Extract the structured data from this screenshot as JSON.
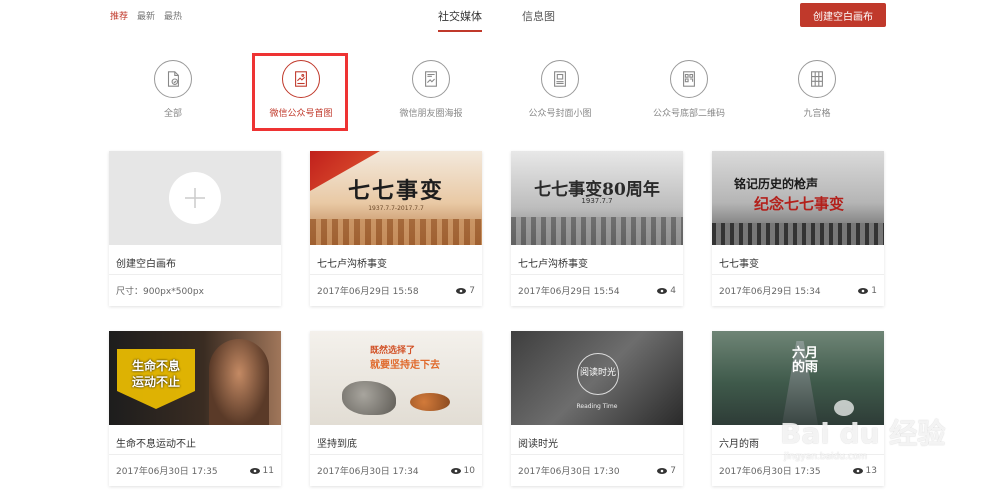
{
  "sort": {
    "items": [
      {
        "label": "推荐",
        "active": true
      },
      {
        "label": "最新",
        "active": false
      },
      {
        "label": "最热",
        "active": false
      }
    ]
  },
  "tabs": [
    {
      "label": "社交媒体",
      "active": true
    },
    {
      "label": "信息图",
      "active": false
    }
  ],
  "create_button": {
    "label": "创建空白画布"
  },
  "categories": [
    {
      "label": "全部",
      "icon": "all-docs-icon",
      "active": false
    },
    {
      "label": "微信公众号首图",
      "icon": "wechat-cover-icon",
      "active": true
    },
    {
      "label": "微信朋友圈海报",
      "icon": "moments-poster-icon",
      "active": false
    },
    {
      "label": "公众号封面小图",
      "icon": "small-cover-icon",
      "active": false
    },
    {
      "label": "公众号底部二维码",
      "icon": "qr-code-icon",
      "active": false
    },
    {
      "label": "九宫格",
      "icon": "nine-grid-icon",
      "active": false
    }
  ],
  "cards": [
    {
      "title": "创建空白画布",
      "meta": "尺寸：900px*500px",
      "views": "",
      "thumb_text": "",
      "blank": true
    },
    {
      "title": "七七卢沟桥事变",
      "meta": "2017年06月29日 15:58",
      "views": "7",
      "thumb_text": "七七事变",
      "thumb_sub": "1937.7.7-2017.7.7"
    },
    {
      "title": "七七卢沟桥事变",
      "meta": "2017年06月29日 15:54",
      "views": "4",
      "thumb_text": "七七事变80周年",
      "thumb_sub": "1937.7.7"
    },
    {
      "title": "七七事变",
      "meta": "2017年06月29日 15:34",
      "views": "1",
      "thumb_text": "铭记历史的枪声",
      "thumb_sub": "纪念七七事变"
    },
    {
      "title": "生命不息运动不止",
      "meta": "2017年06月30日 17:35",
      "views": "11",
      "thumb_text": "生命不息",
      "thumb_sub": "运动不止"
    },
    {
      "title": "坚持到底",
      "meta": "2017年06月30日 17:34",
      "views": "10",
      "thumb_text": "既然选择了",
      "thumb_sub": "就要坚持走下去"
    },
    {
      "title": "阅读时光",
      "meta": "2017年06月30日 17:30",
      "views": "7",
      "thumb_text": "阅读时光",
      "thumb_sub": "Reading Time"
    },
    {
      "title": "六月的雨",
      "meta": "2017年06月30日 17:35",
      "views": "13",
      "thumb_text": "六月的雨",
      "thumb_sub": ""
    }
  ],
  "watermark": {
    "text": "Bai du 经验",
    "sub": "jingyan.baidu.com"
  },
  "colors": {
    "accent": "#c0392b",
    "highlight": "#ee3333"
  }
}
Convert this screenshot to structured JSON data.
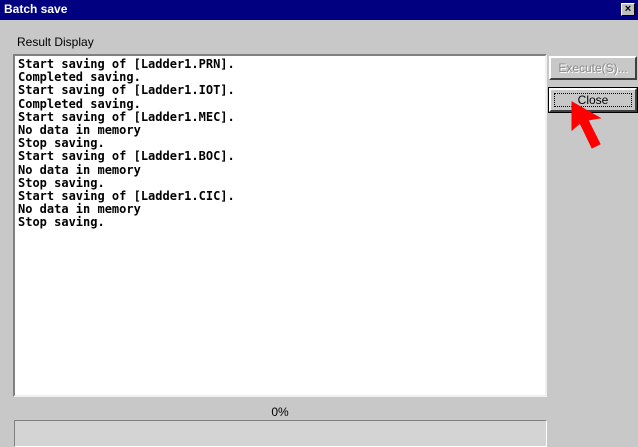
{
  "window": {
    "title": "Batch save",
    "close_glyph": "×"
  },
  "result_display": {
    "label": "Result Display",
    "lines": [
      "Start saving of [Ladder1.PRN].",
      "Completed saving.",
      "Start saving of [Ladder1.IOT].",
      "Completed saving.",
      "Start saving of [Ladder1.MEC].",
      "No data in memory",
      "Stop saving.",
      "Start saving of [Ladder1.BOC].",
      "No data in memory",
      "Stop saving.",
      "Start saving of [Ladder1.CIC].",
      "No data in memory",
      "Stop saving."
    ]
  },
  "buttons": {
    "execute_label": "Execute(S)...",
    "close_label": "Close"
  },
  "progress": {
    "label": "0%",
    "value": 0
  },
  "colors": {
    "titlebar": "#000080",
    "window_bg": "#c8c8c8",
    "cursor": "#ff0000"
  },
  "icons": {
    "window_close": "close-icon",
    "pointer": "mouse-pointer-icon"
  }
}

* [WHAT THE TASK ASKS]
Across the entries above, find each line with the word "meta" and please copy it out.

* [ANSWER BOX]
      "meta": "尺寸：900px*500px",
      "meta": "2017年06月29日 15:58",
      "meta": "2017年06月29日 15:54",
      "meta": "2017年06月29日 15:34",
      "meta": "2017年06月30日 17:35",
      "meta": "2017年06月30日 17:34",
      "meta": "2017年06月30日 17:30",
      "meta": "2017年06月30日 17:35",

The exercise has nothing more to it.